*** Opening of Data shown ***

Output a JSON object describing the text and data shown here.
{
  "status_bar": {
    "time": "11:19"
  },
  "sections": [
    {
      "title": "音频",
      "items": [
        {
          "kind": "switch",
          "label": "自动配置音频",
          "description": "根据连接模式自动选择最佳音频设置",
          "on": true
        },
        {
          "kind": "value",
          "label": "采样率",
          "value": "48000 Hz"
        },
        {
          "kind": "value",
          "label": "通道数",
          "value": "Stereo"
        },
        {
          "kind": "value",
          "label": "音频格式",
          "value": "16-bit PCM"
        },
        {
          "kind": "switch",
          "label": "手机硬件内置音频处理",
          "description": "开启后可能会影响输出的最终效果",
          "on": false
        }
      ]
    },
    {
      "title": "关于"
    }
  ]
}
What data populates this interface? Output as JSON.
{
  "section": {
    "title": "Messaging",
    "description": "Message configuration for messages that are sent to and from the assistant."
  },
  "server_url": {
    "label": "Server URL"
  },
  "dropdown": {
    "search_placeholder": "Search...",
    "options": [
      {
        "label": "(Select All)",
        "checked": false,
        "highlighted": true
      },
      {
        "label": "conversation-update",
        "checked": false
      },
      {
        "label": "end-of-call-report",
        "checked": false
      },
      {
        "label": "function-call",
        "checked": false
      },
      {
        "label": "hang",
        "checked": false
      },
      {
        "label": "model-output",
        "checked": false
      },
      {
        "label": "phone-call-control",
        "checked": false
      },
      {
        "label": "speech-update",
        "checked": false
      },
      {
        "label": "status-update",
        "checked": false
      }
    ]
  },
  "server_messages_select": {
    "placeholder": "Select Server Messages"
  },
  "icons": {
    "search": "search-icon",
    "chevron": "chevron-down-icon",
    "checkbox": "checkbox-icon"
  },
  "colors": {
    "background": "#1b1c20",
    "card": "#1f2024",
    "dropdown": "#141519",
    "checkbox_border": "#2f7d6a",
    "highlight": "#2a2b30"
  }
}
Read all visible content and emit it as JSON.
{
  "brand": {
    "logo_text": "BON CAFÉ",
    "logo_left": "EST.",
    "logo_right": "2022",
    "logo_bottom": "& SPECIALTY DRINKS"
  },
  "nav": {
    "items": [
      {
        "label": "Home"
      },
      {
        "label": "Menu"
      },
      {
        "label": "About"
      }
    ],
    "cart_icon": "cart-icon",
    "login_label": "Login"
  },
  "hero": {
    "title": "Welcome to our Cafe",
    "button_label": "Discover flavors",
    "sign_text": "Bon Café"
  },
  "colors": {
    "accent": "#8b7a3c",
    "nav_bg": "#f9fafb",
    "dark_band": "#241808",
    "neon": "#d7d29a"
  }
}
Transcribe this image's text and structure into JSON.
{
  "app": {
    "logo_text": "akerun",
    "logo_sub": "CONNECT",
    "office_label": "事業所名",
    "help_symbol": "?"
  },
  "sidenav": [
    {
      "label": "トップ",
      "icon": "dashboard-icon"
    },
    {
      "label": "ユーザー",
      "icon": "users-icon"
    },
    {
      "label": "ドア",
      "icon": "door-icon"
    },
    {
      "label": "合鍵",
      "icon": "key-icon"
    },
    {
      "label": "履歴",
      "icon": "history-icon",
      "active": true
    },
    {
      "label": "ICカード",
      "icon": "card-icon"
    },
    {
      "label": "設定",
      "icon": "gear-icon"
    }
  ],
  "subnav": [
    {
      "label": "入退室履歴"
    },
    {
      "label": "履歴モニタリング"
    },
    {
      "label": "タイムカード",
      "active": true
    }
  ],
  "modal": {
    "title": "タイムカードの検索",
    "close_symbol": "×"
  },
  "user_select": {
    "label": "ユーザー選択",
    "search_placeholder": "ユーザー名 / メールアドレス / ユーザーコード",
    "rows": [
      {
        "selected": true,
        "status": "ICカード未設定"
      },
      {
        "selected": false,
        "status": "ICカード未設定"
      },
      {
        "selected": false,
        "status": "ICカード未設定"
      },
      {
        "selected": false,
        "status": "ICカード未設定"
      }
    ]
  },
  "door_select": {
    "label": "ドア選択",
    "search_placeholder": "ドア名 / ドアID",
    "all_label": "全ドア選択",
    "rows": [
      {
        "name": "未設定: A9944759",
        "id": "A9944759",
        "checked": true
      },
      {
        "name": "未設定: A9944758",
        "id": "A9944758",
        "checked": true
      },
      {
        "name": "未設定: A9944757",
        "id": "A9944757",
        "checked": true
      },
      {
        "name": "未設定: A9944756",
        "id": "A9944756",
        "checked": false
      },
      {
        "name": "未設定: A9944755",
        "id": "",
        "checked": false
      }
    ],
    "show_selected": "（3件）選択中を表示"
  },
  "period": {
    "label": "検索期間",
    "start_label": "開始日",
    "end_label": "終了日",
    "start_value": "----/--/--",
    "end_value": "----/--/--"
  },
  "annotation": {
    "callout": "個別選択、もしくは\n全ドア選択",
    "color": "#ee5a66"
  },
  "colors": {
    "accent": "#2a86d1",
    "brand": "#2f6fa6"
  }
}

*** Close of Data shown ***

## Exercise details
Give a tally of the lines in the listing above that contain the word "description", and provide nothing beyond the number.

## Response to the exercise
3